Thanks to its "hammer effect", a new guide wire could help in the revascularization of coronary arteries
Calcium that builds and blocks the arteries of the heart is the sworn enemy of interventional cardiologists (doctors specialized in the treatment of cardiovascular disease through catheter-based procedures). In fact, the level of calcification has a direct influence on the success rate, length and risk of complications of the nonsurgical procedure to clear completely blocked arteries, better known as a chronic total occlusion (CTO) angioplasty. However, a guide wire being tested for the first time at the McGill University Health Centre (MUHC) could help practitioners overcome the technical challenges of this procedure, making it the not only faster and easier, but also safer for the patient. The new device could lower the risk of complications and the need for open heart surgery (bypass surgery).
"This wire could mean the difference between the success and failure of a CTO angioplasty because it will be able to break through areas where other guides fail to penetrate.
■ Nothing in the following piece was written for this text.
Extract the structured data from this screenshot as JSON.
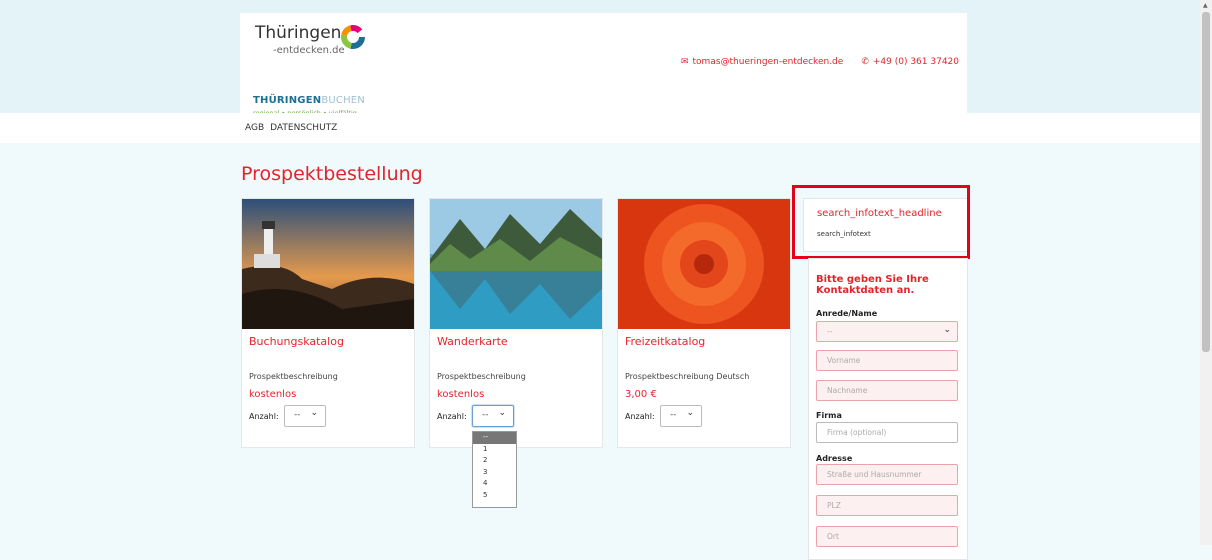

It will clear the way and allow us to treat the diseased artery," says Dr. Stéphane Rinfret, chief of Interventional Cardiology at the MUHC and a physician specialized in complex angioplasties.